Brass Building Lofts (Pittsburgh Brass Manufacturing Company Building)
Backstory and Context
In 1899, Thomas Ward founded the Pittsburgh Brass Manufacturing Company and began producing brass goods, such as valves, pipes, and even water closets. The company was originally located at 105-107 Wood Street in downtown Pittsburgh with a separate foundry space on 46th Street. In 1902, Ward's wife, Annie purchased the lots, wife of Thomas, purchased the lots at 3153 and 3155 Penn Avenue, both of which were owned by F.R. Schlenstead. Later, Ward commissioned a fireproof brass foundry with coke ovens, a finishing shop, and a shipping room from local architect John L. Beatty for his company. Finally, in 1903, the Pittsburgh Brass Manufacturing Company Building was built and began serving as the primary facility where the company's brass goods were produced and distributed. The company's new location along the Allegheny River was the center of Pittsburgh's metal manufacturing, and the company was in close proximities of other metal production facilities, such as Crucible Steel Company of America, Park Works Copper Mill, and Pittsburgh White Metal Company.
The company earned its reputation by being the driving forces of the invention of the frost-proof water closet, utdoor water closet that was able to withstand and function in below-freezing temperatures.
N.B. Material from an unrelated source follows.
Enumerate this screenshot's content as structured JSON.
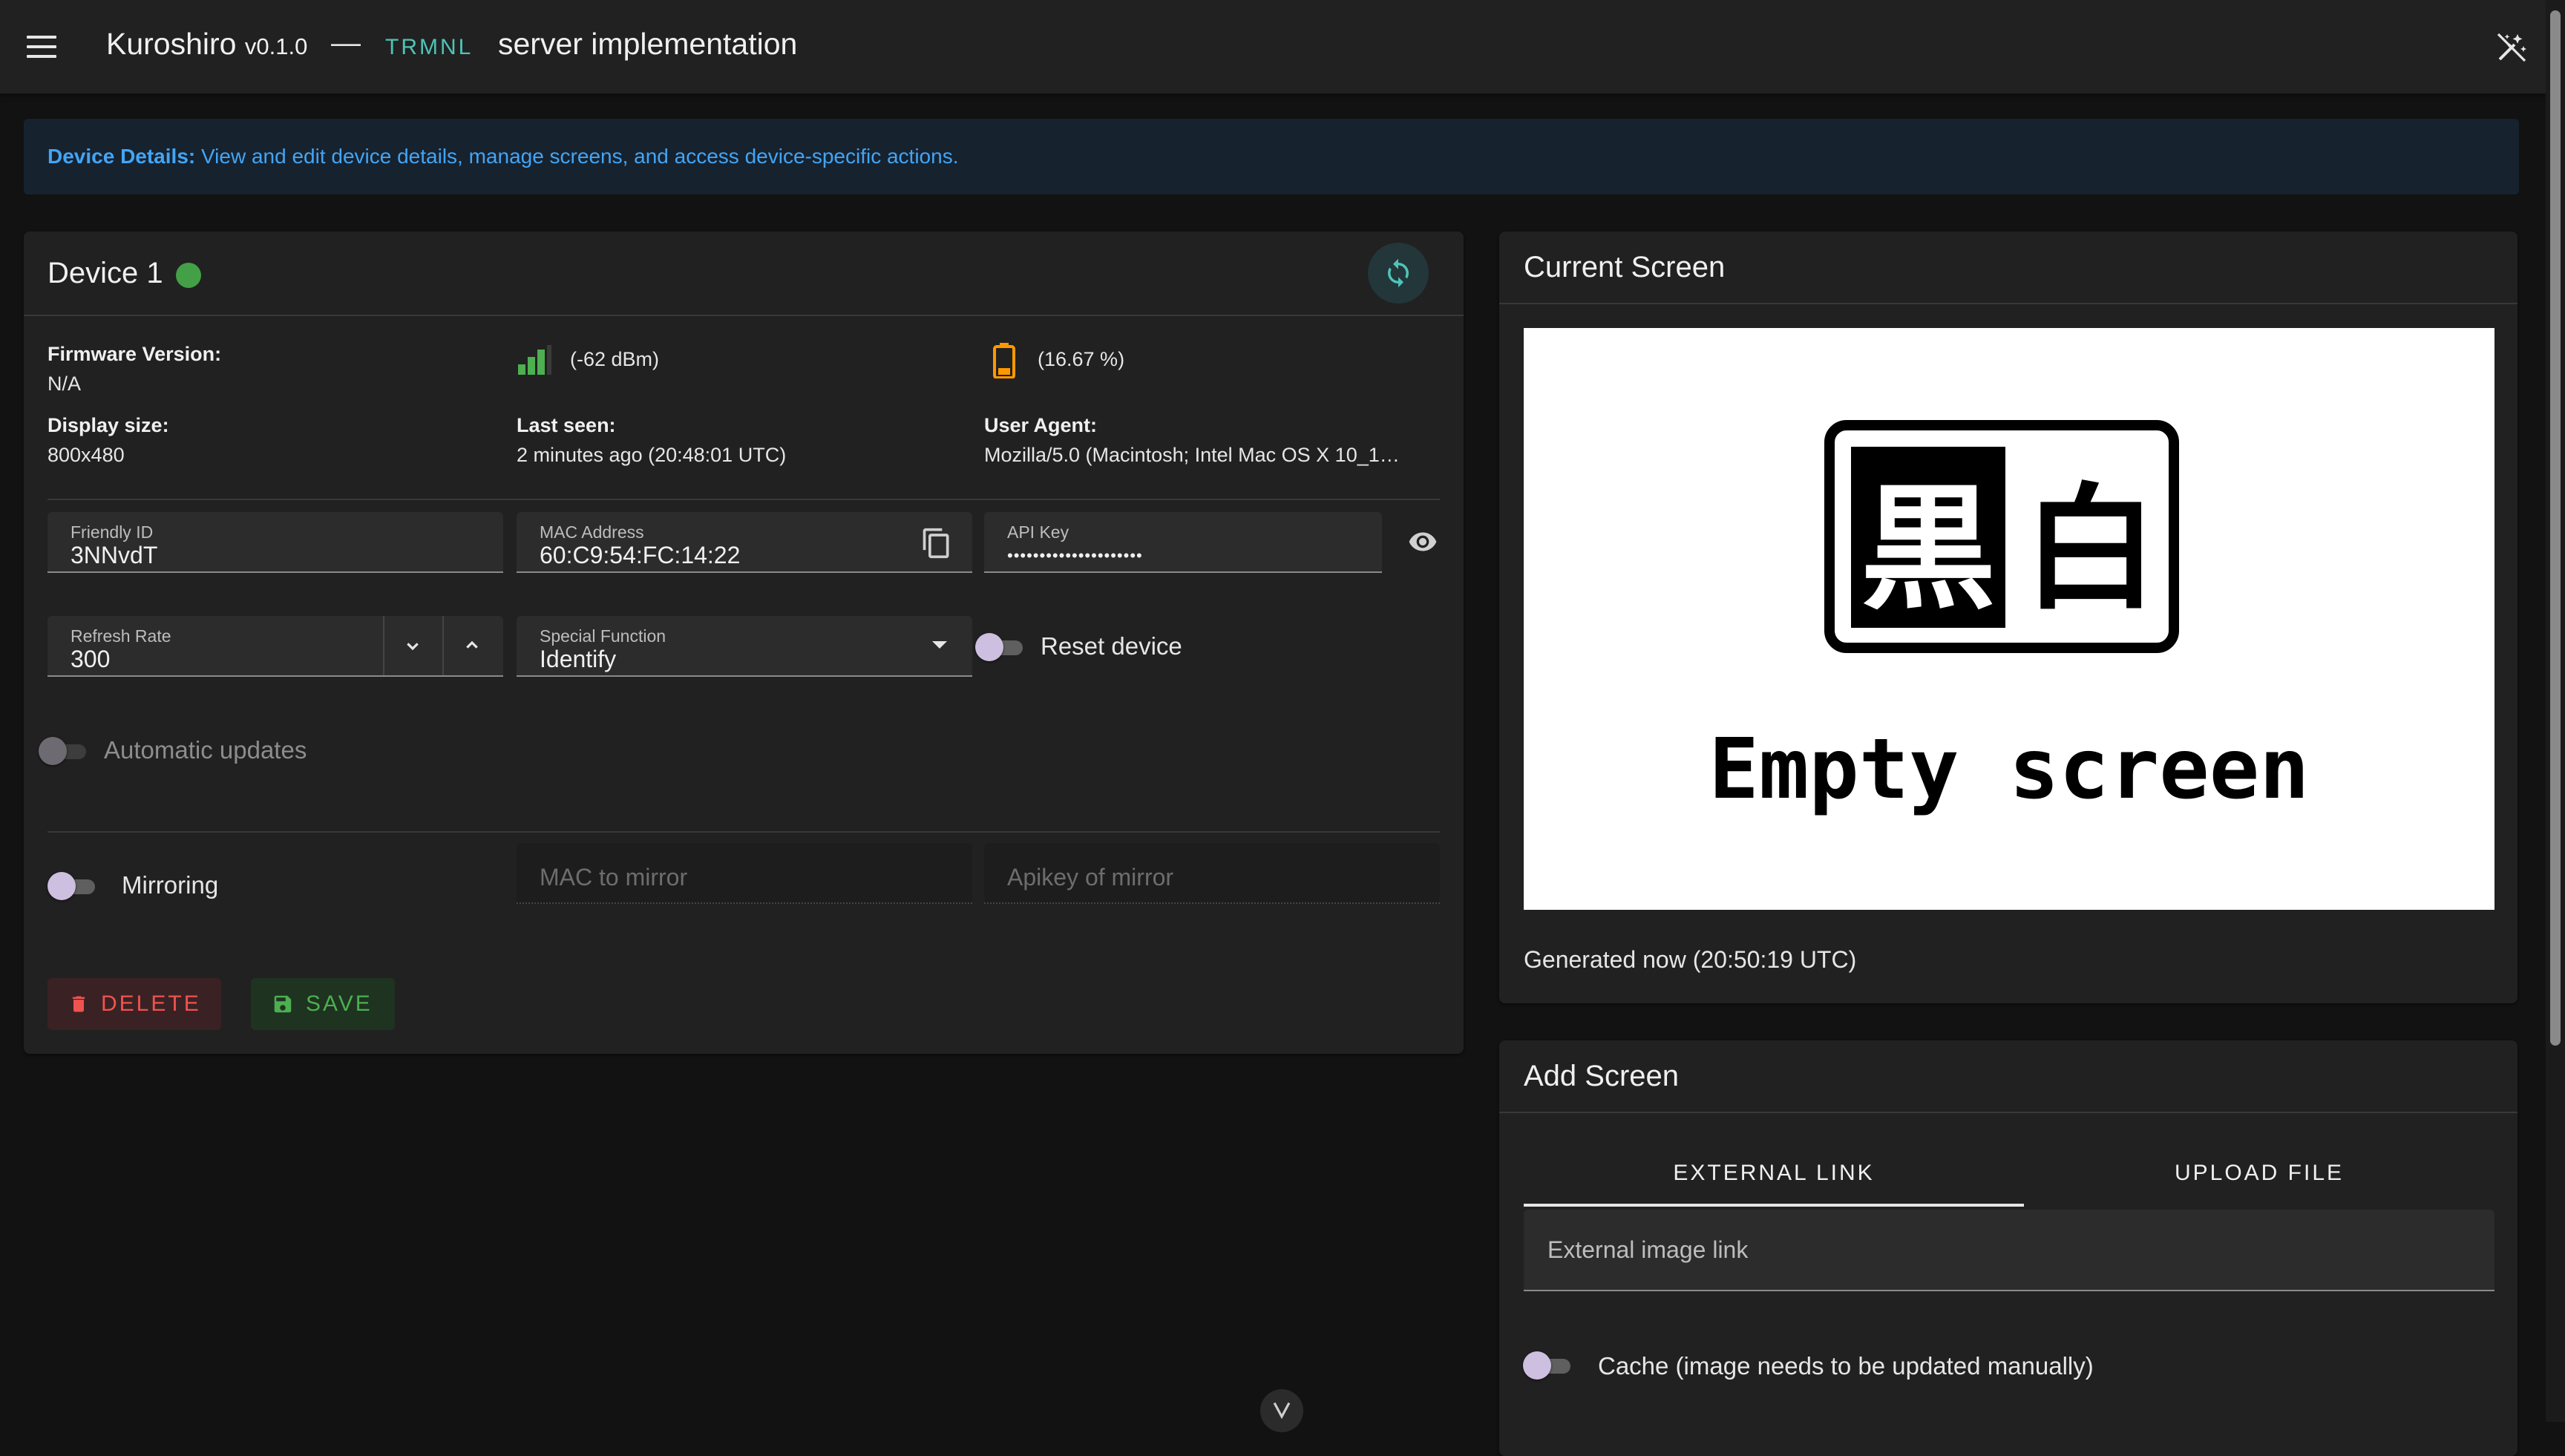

Dating back to 1902, the water closets were produced by the company and after the building's construction, the manufacturing and distribution of the water closets expanded. Two versions of the frost-proof water closets were produced within the facility: the Payne and the Pittsburgh. Invented by sanitary engineer Thomas F. Payne in 1900, the Payne achieved its purpose by positioning both the trap and valve below the frost line, preventing the pipes and plumbing to be impervious to freezing and breakage, and the Pittsburgh Brass Manufacturing Company began patenting the product around 1902. The second model, the Pittsburgh, was created in 1908. The Pittsburgh was an improved version of the Payne because it used a lever to flush instead of chains, and the valve was positioned above the closet floor, which increased the hygienic nature and maintenance. Also, the Pittsburgh was constructed of a specialized red brass that proved to be more durable than the materials used in creating the Payne.
During WWI, the company branched out to helping produce materials for the war effort but returned to the original product line once the war ended. During the 1950s, the company shifted its production line to making ball valves, and in 1960, the company's ball valve shipped its first ball valve. The company used the building as its primary production facility until 1968 when the company outgrew the location and relocated to Irwin, PA, 20 miles away from Pittsburgh. The new facility, PBM Valve Solution is a nine acre property that continues producing and engineering high-quality valve systems to this day. The PBM Valve Solutions facility is responsible for manufacturing new innovations, such as the flush bottom mounted ball valve and true multi-port ball valves.
The company utilized the building as a storing and shipping facility until the 1970s, leaving the building vacant for the next 40 years. In 2015, the building was refurbished and converted into the Brass Building Lofts, an apartment complex with 14 loft-style units. The complex has multiple amenities, such as a fitness center, tenant storage units, a top floor patio, laundry units, indoor and outdoor parking, and an indoor bicycle park, and a furnished kitchen space within each apartment unit. The building's tenants also have easy access to biking and walking trails along the Allegheny River. In 2016, the building was listed in the National Register of Historic Register for its contributions to the Pittsburgh metal production industry in the early-twentieth century.
About Us, PBM Valve Solutions. n.d. Accessed November 10th 2019. http://pbmvalve.com/pages/about-us/04-about-company/.
Brass Building Lofts. n.d. Accessed November 10th 2019. https://www.brassbuildinglofts.com.
PA Historical and Museum Commission. Pittsburgh Brass Manufacturing Company Building Form, National Park Services. December 8th 2015. Accessed November 10th 2019. https://www.dot7.state.pa.us/CRGIS_Attachments/SiteResource/H009528_01H.pdf.